(Source material Opens)

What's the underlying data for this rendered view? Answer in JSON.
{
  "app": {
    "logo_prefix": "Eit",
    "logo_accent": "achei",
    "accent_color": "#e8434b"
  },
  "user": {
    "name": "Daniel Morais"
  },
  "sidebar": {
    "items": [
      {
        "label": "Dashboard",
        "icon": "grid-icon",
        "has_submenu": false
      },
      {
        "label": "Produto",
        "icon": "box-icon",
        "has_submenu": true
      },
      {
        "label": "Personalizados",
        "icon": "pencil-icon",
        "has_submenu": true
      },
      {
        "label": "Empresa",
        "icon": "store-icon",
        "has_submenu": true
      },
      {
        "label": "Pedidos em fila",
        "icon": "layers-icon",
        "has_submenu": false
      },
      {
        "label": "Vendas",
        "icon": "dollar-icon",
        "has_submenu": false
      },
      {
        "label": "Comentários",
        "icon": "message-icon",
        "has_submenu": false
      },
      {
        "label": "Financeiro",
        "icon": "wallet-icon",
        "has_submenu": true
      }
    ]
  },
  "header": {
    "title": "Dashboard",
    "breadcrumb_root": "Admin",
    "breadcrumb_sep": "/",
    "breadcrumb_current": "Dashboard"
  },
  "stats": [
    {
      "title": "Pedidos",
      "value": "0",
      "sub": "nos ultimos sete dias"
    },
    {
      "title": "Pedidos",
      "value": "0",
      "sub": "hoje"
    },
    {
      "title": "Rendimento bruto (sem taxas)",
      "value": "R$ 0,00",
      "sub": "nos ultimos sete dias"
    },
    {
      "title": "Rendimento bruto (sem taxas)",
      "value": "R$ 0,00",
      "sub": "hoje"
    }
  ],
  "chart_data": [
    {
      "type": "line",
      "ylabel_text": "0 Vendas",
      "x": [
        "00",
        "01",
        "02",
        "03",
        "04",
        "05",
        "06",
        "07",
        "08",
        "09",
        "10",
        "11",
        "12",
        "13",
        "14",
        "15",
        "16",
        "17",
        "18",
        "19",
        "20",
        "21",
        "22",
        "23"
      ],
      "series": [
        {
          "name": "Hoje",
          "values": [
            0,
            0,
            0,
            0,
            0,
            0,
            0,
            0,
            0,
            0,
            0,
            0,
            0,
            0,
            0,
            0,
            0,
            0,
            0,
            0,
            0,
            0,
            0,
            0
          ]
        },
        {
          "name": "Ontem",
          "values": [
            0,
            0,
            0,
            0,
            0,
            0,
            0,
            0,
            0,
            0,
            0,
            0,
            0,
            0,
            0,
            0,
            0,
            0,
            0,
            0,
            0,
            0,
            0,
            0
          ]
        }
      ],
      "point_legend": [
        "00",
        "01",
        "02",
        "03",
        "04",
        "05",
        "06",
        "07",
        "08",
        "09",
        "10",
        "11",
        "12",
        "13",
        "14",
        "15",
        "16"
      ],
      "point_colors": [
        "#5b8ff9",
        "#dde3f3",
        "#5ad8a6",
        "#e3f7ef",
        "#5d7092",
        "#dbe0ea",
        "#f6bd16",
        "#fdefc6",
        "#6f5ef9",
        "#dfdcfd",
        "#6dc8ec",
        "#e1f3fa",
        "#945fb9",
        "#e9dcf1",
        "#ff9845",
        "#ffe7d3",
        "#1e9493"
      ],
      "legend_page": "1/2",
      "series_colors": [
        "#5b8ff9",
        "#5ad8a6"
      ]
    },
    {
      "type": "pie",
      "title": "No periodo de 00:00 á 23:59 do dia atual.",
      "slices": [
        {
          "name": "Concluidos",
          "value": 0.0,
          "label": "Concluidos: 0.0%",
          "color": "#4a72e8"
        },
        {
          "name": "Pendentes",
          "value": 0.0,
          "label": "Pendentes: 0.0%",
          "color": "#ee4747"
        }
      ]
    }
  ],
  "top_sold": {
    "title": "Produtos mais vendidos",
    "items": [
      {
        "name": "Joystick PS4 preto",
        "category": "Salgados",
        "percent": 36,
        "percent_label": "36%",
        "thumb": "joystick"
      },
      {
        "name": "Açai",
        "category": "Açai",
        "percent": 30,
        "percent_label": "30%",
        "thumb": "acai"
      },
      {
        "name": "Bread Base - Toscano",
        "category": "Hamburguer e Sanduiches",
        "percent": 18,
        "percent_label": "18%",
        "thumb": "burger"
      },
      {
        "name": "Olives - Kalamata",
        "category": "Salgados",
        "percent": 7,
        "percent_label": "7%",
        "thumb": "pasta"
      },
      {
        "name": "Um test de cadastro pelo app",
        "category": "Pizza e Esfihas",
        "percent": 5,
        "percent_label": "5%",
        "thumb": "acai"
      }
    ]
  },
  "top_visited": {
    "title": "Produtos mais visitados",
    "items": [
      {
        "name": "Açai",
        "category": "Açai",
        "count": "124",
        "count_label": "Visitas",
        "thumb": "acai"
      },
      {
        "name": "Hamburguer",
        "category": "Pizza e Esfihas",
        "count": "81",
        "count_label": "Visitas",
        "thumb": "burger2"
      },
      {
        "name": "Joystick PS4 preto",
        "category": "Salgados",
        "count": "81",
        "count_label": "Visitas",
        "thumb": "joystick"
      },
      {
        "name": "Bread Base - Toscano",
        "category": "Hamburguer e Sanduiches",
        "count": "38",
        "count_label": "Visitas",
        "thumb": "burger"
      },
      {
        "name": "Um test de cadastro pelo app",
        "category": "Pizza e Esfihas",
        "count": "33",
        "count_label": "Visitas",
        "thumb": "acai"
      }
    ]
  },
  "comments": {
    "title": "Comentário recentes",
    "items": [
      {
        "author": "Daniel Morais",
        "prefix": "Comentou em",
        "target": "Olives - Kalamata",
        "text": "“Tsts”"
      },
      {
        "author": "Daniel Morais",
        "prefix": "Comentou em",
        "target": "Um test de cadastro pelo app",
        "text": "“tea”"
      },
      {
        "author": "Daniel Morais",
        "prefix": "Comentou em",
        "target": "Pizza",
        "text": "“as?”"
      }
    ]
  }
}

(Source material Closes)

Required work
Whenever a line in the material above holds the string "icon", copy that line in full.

Exercise output
        "icon": "grid-icon",
        "icon": "box-icon",
        "icon": "pencil-icon",
        "icon": "store-icon",
        "icon": "layers-icon",
        "icon": "dollar-icon",
        "icon": "message-icon",
        "icon": "wallet-icon",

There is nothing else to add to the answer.